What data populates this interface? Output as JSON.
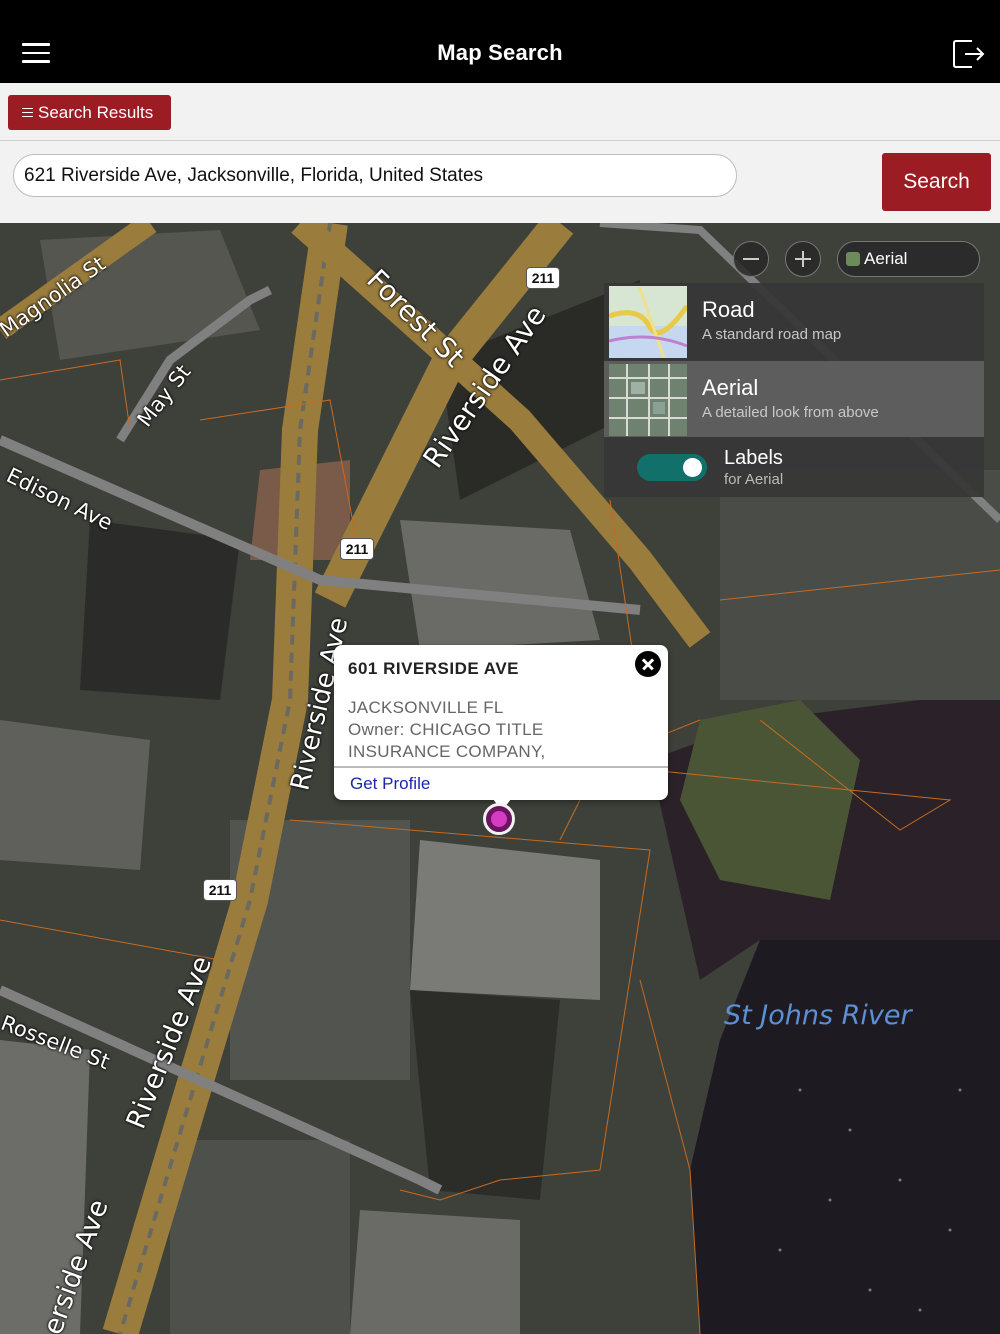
{
  "header": {
    "title": "Map Search"
  },
  "results_button": {
    "label": "Search Results"
  },
  "search": {
    "value": "621 Riverside Ave, Jacksonville, Florida, United States",
    "button_label": "Search"
  },
  "map": {
    "layer_pill": "Aerial",
    "layers": [
      {
        "name": "Road",
        "description": "A standard road map",
        "selected": false
      },
      {
        "name": "Aerial",
        "description": "A detailed look from above",
        "selected": true
      }
    ],
    "labels_toggle": {
      "title": "Labels",
      "subtitle": "for Aerial",
      "on": true
    },
    "streets": {
      "magnolia": "Magnolia St",
      "forest": "Forest St",
      "riverside_top": "Riverside Ave",
      "may": "May St",
      "edison": "Edison Ave",
      "riverside_mid": "Riverside Ave",
      "riverside_lower": "Riverside Ave",
      "rosselle": "Rosselle St",
      "riverside_bottom": "erside Ave",
      "river": "St Johns River"
    },
    "route_badges": [
      "211",
      "211",
      "211"
    ],
    "popup": {
      "title": "601 RIVERSIDE AVE",
      "city": "JACKSONVILLE FL",
      "owner": "Owner: CHICAGO TITLE",
      "owner_cont": "INSURANCE COMPANY,",
      "link": "Get Profile"
    }
  },
  "colors": {
    "accent": "#9b1c22",
    "toggle": "#12706a",
    "pin": "#d63bc4",
    "road": "#9a7c3c"
  }
}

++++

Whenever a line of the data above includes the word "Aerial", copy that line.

» **EXERCISE ANSWER**
    "layer_pill": "Aerial",
        "name": "Aerial",
      "subtitle": "for Aerial",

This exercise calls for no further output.